Exercise prompt |
Please show every line in the entries below that includes the word "index".

[Supplied material — start]

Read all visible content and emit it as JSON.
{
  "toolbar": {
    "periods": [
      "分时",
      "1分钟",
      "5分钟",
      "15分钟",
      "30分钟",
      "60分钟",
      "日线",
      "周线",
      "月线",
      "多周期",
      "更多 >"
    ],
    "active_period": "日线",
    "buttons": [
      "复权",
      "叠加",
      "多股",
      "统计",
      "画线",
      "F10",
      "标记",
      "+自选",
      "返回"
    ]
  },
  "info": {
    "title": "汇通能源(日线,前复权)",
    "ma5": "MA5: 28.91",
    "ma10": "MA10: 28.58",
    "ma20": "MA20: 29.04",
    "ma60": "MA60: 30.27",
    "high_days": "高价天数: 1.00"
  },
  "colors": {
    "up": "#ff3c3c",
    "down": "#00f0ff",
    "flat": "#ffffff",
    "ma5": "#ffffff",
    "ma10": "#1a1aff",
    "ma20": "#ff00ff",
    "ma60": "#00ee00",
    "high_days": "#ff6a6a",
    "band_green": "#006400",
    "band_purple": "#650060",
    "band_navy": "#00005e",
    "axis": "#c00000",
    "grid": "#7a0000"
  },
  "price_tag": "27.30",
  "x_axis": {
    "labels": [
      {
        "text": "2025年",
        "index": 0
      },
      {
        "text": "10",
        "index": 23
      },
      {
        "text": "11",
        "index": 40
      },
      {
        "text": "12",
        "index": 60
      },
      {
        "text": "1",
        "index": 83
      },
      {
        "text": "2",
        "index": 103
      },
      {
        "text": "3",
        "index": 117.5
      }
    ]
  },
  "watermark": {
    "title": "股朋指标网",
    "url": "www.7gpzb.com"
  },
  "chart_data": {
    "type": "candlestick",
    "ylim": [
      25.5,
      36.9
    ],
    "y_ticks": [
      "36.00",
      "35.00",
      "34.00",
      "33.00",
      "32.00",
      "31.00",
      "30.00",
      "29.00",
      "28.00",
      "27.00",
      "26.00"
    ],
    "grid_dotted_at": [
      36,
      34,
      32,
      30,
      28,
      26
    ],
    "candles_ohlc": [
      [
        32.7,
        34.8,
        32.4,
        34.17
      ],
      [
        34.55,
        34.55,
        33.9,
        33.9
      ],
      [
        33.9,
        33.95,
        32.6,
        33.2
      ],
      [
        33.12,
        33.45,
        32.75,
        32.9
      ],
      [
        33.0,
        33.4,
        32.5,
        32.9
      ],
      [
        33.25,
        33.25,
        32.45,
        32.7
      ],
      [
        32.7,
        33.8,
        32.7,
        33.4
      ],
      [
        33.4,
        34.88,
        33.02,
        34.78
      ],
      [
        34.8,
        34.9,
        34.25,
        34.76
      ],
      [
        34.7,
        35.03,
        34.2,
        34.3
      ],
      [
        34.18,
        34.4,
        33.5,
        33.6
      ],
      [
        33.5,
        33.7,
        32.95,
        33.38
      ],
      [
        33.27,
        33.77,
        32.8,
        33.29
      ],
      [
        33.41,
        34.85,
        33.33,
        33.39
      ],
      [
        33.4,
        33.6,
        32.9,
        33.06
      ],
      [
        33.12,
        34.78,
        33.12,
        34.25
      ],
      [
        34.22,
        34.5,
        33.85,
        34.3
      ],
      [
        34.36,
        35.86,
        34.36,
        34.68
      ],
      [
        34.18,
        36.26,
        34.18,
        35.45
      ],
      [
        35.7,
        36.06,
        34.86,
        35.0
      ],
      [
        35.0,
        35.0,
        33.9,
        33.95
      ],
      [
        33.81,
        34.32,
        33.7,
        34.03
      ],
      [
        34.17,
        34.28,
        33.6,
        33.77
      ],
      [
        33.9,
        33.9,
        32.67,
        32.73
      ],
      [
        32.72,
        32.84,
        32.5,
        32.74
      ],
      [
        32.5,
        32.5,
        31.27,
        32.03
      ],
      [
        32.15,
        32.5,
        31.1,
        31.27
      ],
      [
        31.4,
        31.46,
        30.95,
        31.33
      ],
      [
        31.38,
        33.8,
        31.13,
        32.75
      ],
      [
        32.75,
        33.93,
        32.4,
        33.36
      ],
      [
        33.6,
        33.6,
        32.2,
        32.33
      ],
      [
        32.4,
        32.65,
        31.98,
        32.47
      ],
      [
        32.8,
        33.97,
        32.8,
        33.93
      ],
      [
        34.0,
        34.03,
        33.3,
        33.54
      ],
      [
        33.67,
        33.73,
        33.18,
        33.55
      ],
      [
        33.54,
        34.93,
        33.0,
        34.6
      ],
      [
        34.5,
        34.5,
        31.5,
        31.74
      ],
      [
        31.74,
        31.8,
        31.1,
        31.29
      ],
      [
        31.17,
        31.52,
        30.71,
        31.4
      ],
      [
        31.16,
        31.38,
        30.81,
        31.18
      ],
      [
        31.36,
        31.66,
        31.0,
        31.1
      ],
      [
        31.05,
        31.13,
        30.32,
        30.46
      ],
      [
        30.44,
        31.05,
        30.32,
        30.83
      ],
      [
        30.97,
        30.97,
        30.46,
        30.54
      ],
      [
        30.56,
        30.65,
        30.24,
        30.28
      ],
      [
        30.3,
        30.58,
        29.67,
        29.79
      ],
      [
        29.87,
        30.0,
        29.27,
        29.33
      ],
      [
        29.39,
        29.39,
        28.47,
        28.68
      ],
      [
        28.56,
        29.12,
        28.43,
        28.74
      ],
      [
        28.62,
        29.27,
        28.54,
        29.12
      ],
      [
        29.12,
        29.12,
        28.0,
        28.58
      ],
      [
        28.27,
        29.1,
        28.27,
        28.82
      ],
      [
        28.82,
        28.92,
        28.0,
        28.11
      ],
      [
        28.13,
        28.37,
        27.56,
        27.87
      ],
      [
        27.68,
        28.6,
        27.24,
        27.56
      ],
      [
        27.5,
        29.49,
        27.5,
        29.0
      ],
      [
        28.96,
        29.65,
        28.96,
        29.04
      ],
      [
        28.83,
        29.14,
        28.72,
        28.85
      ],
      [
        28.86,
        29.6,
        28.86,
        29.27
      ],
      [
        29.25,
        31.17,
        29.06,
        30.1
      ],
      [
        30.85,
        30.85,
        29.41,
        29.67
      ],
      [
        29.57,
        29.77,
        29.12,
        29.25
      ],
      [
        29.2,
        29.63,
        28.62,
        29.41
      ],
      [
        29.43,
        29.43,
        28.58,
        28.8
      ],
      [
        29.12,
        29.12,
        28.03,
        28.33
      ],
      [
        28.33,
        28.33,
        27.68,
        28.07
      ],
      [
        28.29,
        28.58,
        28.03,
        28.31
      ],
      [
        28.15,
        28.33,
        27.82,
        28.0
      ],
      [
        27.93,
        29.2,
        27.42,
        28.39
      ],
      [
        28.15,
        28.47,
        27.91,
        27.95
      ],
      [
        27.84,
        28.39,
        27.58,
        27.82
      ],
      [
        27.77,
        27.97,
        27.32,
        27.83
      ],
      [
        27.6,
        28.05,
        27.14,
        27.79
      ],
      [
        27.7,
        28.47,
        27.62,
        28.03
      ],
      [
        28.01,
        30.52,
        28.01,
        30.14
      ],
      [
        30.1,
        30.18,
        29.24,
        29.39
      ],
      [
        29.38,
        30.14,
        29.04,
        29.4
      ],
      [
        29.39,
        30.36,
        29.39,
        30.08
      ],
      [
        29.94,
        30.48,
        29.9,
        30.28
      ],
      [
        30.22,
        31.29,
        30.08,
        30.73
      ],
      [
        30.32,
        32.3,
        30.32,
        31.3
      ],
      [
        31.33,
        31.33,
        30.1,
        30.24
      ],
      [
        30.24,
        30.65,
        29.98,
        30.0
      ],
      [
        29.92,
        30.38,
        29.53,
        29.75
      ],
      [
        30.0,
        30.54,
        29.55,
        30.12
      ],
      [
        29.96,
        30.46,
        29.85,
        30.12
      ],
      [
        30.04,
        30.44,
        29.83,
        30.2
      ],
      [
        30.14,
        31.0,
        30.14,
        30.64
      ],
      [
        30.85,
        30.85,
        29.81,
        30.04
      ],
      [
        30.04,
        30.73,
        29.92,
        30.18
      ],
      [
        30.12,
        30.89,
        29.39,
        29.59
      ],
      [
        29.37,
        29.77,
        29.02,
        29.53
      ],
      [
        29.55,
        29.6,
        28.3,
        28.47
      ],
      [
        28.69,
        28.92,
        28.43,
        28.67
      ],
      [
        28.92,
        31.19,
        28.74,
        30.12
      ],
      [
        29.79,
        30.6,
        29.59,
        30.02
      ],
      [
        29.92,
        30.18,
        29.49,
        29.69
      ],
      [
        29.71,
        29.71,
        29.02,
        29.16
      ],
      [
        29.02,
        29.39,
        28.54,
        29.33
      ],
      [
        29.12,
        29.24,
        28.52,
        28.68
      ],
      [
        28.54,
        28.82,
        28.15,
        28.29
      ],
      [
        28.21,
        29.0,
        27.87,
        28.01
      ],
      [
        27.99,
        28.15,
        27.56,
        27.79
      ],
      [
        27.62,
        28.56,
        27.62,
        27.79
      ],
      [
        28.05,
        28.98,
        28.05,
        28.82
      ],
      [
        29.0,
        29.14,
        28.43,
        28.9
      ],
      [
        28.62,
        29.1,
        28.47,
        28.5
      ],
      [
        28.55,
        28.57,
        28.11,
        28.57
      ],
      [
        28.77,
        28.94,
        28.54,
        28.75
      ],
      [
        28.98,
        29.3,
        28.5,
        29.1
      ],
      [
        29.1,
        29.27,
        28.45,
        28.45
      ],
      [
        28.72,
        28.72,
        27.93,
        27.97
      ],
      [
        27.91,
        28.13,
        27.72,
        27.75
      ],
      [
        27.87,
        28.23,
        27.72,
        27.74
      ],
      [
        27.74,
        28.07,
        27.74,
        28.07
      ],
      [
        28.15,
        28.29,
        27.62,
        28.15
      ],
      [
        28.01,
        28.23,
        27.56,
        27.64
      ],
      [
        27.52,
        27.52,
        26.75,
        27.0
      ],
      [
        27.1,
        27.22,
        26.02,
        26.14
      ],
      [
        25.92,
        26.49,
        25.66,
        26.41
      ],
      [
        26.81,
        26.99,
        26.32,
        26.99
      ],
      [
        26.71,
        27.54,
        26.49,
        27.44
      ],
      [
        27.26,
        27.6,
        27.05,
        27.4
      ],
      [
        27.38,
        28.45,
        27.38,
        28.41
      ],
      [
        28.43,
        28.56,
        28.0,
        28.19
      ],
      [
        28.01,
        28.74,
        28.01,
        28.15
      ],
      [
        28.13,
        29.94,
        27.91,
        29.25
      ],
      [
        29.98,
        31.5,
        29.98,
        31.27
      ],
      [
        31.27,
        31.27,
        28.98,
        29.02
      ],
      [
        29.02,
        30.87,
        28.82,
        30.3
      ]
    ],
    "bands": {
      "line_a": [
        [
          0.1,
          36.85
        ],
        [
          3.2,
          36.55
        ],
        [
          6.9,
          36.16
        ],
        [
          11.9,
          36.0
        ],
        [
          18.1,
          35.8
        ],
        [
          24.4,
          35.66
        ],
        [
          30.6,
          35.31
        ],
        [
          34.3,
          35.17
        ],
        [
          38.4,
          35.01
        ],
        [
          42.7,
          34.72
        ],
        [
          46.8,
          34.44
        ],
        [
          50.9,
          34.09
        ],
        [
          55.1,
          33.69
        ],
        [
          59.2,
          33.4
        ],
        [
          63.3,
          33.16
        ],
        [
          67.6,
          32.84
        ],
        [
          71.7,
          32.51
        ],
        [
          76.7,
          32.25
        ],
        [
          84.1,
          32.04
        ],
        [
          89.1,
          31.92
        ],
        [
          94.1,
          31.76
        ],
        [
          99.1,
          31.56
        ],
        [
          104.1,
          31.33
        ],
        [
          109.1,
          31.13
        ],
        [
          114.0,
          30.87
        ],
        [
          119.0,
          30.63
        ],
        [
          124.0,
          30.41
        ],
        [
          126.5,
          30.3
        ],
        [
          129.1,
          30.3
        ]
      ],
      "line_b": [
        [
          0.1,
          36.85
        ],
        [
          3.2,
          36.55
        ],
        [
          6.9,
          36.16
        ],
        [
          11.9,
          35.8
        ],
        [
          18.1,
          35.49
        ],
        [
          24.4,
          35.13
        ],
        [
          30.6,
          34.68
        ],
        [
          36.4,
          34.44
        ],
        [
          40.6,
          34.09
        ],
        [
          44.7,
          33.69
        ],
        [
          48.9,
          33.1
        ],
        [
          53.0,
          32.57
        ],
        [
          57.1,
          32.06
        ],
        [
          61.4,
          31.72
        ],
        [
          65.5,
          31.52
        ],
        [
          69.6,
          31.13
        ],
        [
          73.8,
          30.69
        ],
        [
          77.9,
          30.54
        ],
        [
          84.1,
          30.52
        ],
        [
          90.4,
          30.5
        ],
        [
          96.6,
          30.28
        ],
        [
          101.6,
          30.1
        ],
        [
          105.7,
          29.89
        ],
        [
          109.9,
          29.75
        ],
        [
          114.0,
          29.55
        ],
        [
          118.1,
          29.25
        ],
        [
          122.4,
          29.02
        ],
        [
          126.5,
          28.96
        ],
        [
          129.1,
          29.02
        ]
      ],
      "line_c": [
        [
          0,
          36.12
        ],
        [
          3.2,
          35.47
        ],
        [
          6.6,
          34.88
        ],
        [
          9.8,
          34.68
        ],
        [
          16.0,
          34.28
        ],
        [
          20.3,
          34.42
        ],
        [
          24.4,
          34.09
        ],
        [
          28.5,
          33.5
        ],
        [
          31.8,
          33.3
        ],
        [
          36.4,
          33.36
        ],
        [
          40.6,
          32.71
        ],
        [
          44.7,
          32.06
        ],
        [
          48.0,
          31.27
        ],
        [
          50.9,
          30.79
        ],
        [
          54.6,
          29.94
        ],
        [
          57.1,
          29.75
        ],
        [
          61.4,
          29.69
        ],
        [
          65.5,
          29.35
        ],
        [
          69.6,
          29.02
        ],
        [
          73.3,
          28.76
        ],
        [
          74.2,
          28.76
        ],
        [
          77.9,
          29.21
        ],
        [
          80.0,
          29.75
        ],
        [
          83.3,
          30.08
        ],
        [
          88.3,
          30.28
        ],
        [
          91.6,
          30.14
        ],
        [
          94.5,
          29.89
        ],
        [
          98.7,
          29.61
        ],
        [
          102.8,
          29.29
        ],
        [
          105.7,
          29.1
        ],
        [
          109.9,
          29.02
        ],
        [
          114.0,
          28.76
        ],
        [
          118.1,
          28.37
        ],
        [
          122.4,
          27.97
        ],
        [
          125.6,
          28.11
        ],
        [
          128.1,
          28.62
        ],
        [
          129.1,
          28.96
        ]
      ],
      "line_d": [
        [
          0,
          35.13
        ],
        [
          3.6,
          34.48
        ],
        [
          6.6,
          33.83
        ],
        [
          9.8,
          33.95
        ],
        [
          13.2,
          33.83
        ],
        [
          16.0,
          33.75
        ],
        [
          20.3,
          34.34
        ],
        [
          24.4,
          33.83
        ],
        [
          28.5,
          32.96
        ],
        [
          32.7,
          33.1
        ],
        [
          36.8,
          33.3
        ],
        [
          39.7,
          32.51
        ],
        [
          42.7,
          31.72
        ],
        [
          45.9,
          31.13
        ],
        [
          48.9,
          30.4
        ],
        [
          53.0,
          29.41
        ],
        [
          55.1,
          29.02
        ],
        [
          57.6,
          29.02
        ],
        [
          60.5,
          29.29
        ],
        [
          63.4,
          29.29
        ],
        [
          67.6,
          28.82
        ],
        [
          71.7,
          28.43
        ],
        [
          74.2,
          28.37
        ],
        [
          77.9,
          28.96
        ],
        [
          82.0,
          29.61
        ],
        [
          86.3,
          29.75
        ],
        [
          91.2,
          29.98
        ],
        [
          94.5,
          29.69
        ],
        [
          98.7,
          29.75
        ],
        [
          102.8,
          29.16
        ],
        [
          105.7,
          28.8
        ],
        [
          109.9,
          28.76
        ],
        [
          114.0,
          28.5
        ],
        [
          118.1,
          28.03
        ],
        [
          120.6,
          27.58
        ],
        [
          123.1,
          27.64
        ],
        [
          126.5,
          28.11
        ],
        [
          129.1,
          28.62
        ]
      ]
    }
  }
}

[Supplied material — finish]

Solution |
        "index": 0
        "index": 23
        "index": 40
        "index": 60
        "index": 83
        "index": 103
        "index": 117.5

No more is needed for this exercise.